  6. Getting access to all your liability providers internet banking so it’s easy for you to download and access up to date information

Our tip, provide everything you can to your Mortgage Master, let them sift through what is required and what is not. The quicker you can respond to their requests the better the process will be.

Step 7. Understand their proposal

Your Mortgage Master should provide you with a proposal, understanding this is key. There are three items to think about:

  1. Do you understand why I am going with this Bank?

  2. Have they looked at a number of Banks?

  3. What are they (and I) prioritising, lowest rate, highest borrowing, or a specific niche policy

  4. Do I understand the loan features; principal and interest or interest-only, fixed vs. variable rates, offset account, or redraw. Make sure, you are across all the key elements, and if not chat to them to find out more

  5. What are the ongoing fees and charges for the bank, and finally, how long does the process take, or what are the next steps?

Step 8. Sign application forms

Simple, forms on forms on forms. To share your private information, your Mortgage Master will need you to sign a number of compliance and application forms. Take time to read these and ask questions, but ultimately, it’s a part of the journey. The quicker you can turn around documents like this, the better.

Step 9. Answer bank questions

Once your loan is submitted to the bank there are a number of ‘stages’ it can pass through till it’s pre-approved. At either of these stages, there could be questions or further documents needed to make a decision. Answer these as quickly as possible, so the process keeps ticking along. Here are some of the potential stages:

  1. Pre-assessment complete – is usually when the bank has verified the supporting documents meet their minimum standards

  2. Exception stage – when the bank has a few further questions, additional documents, or clarification points. The key is to rocket your responses back as soon as possible.

  3. Conditionally approved – this means we are on the right path. The Bank is happy with how things are going and just has a few conditions. Some of the most common are: close a credit card, provide a payslip, or maybe even a missing signature on a form. All of these should be minor and then we are off.

  4. Pre-approved – yep, you guessed it, the Bank is happy with the proposed loan amount and structure, which means you are onto the next stage of buying a property.

Step 10. Get pre-approved (and know your conditions)

Once you have reached the pre-approved stage, breathe a sigh of relief. Now before you charge out there and look to buy property tomorrow, it’s best to understand and re-confirm the conditions to this pre-approval:

  1. How long does this approval last for; usually it’s between 90-180 days

  2. What were the conditions for this approval; remind yourself, did I have to close a credit card, have a certain amount in savings, buy in a specific postcode, etc…

  3. What is the maximum purchase price? Not your loan, what can you actually sign a contract for!
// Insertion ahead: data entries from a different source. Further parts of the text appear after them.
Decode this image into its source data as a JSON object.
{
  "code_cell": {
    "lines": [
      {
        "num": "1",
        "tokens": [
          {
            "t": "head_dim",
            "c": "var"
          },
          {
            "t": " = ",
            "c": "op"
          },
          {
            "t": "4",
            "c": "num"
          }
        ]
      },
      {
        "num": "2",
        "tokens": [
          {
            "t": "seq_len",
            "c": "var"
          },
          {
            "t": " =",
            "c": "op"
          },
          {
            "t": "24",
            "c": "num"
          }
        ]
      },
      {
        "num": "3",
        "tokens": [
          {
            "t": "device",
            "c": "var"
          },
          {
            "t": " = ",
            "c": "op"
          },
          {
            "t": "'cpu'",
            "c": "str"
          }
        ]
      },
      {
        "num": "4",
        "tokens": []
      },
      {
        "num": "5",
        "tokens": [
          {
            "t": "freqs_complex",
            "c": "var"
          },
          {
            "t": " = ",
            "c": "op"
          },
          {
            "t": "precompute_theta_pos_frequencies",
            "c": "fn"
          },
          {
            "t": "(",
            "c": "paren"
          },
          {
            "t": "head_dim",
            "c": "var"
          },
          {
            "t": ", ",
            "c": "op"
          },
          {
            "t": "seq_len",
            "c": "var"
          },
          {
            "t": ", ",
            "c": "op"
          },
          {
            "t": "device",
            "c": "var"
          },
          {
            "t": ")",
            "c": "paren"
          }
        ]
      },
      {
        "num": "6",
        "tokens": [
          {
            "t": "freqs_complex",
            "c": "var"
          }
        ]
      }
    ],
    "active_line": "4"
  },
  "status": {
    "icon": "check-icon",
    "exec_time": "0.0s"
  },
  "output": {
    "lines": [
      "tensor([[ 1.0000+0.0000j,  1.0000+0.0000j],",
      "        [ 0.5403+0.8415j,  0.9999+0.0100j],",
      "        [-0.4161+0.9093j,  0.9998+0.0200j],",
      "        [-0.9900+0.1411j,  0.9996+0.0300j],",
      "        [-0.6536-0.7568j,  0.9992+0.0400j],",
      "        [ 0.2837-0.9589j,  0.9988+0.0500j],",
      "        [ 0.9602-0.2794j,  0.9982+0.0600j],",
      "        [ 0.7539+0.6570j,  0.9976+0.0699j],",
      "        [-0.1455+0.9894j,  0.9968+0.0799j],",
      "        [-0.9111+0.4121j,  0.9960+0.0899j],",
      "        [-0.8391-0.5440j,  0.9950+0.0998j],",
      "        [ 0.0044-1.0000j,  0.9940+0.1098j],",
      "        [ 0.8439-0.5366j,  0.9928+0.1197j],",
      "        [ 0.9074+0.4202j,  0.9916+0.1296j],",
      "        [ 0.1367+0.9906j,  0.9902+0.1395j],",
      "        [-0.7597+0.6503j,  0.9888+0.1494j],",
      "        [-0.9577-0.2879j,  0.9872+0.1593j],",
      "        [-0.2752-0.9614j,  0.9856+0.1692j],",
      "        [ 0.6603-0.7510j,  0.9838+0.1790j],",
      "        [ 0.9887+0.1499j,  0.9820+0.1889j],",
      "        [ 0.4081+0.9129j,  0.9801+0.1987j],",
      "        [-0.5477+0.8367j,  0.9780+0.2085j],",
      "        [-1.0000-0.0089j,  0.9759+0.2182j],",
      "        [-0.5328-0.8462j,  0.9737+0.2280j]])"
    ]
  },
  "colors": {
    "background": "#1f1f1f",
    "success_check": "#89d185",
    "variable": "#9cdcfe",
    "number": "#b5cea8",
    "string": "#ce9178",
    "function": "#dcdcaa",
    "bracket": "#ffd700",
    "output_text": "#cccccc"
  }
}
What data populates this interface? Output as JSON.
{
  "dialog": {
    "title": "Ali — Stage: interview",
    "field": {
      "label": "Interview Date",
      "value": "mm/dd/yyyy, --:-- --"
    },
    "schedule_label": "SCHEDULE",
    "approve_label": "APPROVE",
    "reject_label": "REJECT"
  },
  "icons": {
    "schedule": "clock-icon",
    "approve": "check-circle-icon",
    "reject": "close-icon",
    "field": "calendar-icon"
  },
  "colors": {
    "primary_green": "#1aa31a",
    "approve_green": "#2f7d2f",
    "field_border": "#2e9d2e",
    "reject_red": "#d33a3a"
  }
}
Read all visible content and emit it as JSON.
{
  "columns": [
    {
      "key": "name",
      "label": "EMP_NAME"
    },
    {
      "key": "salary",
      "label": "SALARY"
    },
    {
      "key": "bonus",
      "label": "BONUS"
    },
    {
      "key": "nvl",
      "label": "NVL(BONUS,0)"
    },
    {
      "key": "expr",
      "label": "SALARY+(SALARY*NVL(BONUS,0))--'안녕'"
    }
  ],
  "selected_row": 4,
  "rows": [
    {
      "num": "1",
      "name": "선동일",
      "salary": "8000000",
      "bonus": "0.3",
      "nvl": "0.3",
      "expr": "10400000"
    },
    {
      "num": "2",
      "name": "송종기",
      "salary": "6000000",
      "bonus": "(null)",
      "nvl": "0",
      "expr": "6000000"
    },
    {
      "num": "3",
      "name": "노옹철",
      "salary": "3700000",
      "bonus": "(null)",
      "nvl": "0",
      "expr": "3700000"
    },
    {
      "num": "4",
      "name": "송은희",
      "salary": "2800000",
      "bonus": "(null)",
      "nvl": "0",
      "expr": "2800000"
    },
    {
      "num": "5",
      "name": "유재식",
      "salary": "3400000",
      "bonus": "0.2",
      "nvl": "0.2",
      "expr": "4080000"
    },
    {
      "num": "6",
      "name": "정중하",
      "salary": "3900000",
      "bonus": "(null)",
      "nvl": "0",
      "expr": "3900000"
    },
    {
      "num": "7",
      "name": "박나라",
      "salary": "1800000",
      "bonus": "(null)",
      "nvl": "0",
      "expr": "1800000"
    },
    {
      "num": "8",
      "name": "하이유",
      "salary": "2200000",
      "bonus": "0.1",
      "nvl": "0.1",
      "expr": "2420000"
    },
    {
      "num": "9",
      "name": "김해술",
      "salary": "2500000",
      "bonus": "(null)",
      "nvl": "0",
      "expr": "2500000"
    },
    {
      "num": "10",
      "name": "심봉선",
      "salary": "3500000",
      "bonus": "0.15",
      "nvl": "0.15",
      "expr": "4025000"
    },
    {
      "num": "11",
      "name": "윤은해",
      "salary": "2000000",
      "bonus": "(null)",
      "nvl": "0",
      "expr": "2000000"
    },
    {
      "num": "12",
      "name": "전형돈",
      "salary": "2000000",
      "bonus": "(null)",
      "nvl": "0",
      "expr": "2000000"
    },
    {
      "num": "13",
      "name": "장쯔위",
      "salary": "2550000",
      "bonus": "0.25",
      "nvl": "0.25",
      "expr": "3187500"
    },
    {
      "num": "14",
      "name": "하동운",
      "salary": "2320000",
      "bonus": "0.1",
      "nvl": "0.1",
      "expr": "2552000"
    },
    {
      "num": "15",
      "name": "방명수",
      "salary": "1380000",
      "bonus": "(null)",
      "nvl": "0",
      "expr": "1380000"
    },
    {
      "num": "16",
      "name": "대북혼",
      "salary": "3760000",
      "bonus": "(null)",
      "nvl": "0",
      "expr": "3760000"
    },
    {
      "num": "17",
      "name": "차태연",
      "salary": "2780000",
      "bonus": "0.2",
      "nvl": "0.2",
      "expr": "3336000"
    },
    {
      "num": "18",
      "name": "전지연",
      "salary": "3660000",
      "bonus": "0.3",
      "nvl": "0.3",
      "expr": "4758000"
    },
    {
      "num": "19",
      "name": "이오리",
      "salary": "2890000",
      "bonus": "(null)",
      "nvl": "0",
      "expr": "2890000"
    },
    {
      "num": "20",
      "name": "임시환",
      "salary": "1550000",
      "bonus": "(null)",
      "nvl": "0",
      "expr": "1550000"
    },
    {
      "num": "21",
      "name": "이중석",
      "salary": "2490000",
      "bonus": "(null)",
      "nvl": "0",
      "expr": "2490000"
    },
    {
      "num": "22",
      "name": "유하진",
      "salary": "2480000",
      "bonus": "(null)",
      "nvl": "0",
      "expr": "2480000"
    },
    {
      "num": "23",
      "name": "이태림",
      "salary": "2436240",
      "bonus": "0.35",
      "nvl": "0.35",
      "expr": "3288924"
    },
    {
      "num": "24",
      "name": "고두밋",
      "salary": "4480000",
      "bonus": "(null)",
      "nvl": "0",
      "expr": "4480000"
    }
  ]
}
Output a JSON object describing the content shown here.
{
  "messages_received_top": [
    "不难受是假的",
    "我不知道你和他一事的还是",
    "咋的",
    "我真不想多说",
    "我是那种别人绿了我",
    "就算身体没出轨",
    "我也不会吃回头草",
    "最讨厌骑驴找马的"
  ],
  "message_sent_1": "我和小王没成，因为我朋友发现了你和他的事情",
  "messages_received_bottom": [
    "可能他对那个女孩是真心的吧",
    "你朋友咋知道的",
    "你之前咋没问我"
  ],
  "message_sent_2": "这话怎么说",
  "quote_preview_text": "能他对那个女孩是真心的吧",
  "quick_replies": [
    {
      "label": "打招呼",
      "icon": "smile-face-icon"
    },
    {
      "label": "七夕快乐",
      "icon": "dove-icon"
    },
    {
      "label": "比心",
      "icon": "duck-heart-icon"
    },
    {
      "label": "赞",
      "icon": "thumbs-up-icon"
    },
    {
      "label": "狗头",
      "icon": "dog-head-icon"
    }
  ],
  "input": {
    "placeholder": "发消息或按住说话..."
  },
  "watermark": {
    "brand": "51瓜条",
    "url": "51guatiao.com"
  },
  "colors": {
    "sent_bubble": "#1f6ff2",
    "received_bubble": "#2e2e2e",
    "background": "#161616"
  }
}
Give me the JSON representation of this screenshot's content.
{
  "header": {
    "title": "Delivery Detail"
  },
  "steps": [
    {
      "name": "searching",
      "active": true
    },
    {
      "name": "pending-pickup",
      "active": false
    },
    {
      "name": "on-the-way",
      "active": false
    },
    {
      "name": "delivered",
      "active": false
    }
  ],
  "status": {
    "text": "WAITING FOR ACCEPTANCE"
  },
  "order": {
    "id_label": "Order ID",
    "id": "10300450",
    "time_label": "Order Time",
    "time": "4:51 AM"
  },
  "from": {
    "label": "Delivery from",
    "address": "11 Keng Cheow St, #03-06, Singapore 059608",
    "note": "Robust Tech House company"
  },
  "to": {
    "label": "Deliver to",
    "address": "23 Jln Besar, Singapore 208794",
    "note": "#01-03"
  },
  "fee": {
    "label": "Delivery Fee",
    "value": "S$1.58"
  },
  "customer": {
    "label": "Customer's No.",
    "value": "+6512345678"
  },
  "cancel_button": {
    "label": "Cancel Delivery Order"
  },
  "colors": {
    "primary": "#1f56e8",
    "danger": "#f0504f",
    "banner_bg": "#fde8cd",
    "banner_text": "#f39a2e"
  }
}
  4. What are the relevant clauses I needed: a finance clause, a valuation clause, and how long do these need to be valid for. Generally, it’s between 14 and 21 business days but, in some states it’s a no-go!

How can we help?

Other buying categories

Cant find anything that can help you here? Give us a buzz and we will point you in the right direction